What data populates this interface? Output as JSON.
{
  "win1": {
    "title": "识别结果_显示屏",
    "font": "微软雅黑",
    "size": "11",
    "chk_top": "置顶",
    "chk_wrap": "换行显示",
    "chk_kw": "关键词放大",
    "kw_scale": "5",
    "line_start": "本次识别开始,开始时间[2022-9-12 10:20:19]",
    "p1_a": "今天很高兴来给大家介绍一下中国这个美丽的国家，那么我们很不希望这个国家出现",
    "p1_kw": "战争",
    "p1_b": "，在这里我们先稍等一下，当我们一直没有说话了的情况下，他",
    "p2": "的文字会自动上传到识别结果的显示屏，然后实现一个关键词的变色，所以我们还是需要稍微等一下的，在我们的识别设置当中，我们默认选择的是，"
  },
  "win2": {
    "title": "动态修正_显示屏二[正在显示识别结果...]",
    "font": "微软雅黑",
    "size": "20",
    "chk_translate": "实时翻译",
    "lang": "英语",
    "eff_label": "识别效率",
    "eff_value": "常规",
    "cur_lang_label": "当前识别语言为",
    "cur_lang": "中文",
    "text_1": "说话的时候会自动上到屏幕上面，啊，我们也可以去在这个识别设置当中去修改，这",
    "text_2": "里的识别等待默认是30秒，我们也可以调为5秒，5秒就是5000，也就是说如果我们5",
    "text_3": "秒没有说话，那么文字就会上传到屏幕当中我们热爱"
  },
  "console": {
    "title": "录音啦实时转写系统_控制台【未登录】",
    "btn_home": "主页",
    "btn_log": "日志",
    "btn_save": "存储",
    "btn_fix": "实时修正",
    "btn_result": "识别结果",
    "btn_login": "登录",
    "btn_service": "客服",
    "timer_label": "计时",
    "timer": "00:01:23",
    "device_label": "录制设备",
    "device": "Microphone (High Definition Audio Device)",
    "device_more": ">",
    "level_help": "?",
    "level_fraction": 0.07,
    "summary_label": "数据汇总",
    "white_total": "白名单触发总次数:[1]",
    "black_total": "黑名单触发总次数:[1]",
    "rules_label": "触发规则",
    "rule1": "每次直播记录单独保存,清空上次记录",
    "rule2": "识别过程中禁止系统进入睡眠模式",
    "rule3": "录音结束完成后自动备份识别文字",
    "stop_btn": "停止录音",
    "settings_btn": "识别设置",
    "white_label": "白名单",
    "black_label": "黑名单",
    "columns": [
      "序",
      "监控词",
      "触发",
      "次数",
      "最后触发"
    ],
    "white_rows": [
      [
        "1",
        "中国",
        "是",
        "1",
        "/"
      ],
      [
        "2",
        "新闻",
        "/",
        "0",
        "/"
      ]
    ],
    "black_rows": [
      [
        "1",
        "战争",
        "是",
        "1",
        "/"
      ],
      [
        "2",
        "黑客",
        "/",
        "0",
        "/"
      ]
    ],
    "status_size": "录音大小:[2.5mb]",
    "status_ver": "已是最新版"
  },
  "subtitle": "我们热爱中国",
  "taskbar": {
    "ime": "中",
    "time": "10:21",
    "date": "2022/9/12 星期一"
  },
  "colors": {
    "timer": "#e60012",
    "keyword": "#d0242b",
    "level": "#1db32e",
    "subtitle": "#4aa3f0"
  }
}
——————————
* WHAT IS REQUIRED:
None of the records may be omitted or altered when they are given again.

* PROBLEM SOLUTION:
What data populates this interface? Output as JSON.
{
  "win1": {
    "title": "识别结果_显示屏",
    "font": "微软雅黑",
    "size": "11",
    "chk_top": "置顶",
    "chk_wrap": "换行显示",
    "chk_kw": "关键词放大",
    "kw_scale": "5",
    "line_start": "本次识别开始,开始时间[2022-9-12 10:20:19]",
    "p1_a": "今天很高兴来给大家介绍一下中国这个美丽的国家，那么我们很不希望这个国家出现",
    "p1_kw": "战争",
    "p1_b": "，在这里我们先稍等一下，当我们一直没有说话了的情况下，他",
    "p2": "的文字会自动上传到识别结果的显示屏，然后实现一个关键词的变色，所以我们还是需要稍微等一下的，在我们的识别设置当中，我们默认选择的是，"
  },
  "win2": {
    "title": "动态修正_显示屏二[正在显示识别结果...]",
    "font": "微软雅黑",
    "size": "20",
    "chk_translate": "实时翻译",
    "lang": "英语",
    "eff_label": "识别效率",
    "eff_value": "常规",
    "cur_lang_label": "当前识别语言为",
    "cur_lang": "中文",
    "text_1": "说话的时候会自动上到屏幕上面，啊，我们也可以去在这个识别设置当中去修改，这",
    "text_2": "里的识别等待默认是30秒，我们也可以调为5秒，5秒就是5000，也就是说如果我们5",
    "text_3": "秒没有说话，那么文字就会上传到屏幕当中我们热爱"
  },
  "console": {
    "title": "录音啦实时转写系统_控制台【未登录】",
    "btn_home": "主页",
    "btn_log": "日志",
    "btn_save": "存储",
    "btn_fix": "实时修正",
    "btn_result": "识别结果",
    "btn_login": "登录",
    "btn_service": "客服",
    "timer_label": "计时",
    "timer": "00:01:23",
    "device_label": "录制设备",
    "device": "Microphone (High Definition Audio Device)",
    "device_more": ">",
    "level_help": "?",
    "level_fraction": 0.07,
    "summary_label": "数据汇总",
    "white_total": "白名单触发总次数:[1]",
    "black_total": "黑名单触发总次数:[1]",
    "rules_label": "触发规则",
    "rule1": "每次直播记录单独保存,清空上次记录",
    "rule2": "识别过程中禁止系统进入睡眠模式",
    "rule3": "录音结束完成后自动备份识别文字",
    "stop_btn": "停止录音",
    "settings_btn": "识别设置",
    "white_label": "白名单",
    "black_label": "黑名单",
    "columns": [
      "序",
      "监控词",
      "触发",
      "次数",
      "最后触发"
    ],
    "white_rows": [
      [
        "1",
        "中国",
        "是",
        "1",
        "/"
      ],
      [
        "2",
        "新闻",
        "/",
        "0",
        "/"
      ]
    ],
    "black_rows": [
      [
        "1",
        "战争",
        "是",
        "1",
        "/"
      ],
      [
        "2",
        "黑客",
        "/",
        "0",
        "/"
      ]
    ],
    "status_size": "录音大小:[2.5mb]",
    "status_ver": "已是最新版"
  },
  "subtitle": "我们热爱中国",
  "taskbar": {
    "ime": "中",
    "time": "10:21",
    "date": "2022/9/12 星期一"
  },
  "colors": {
    "timer": "#e60012",
    "keyword": "#d0242b",
    "level": "#1db32e",
    "subtitle": "#4aa3f0"
  }
}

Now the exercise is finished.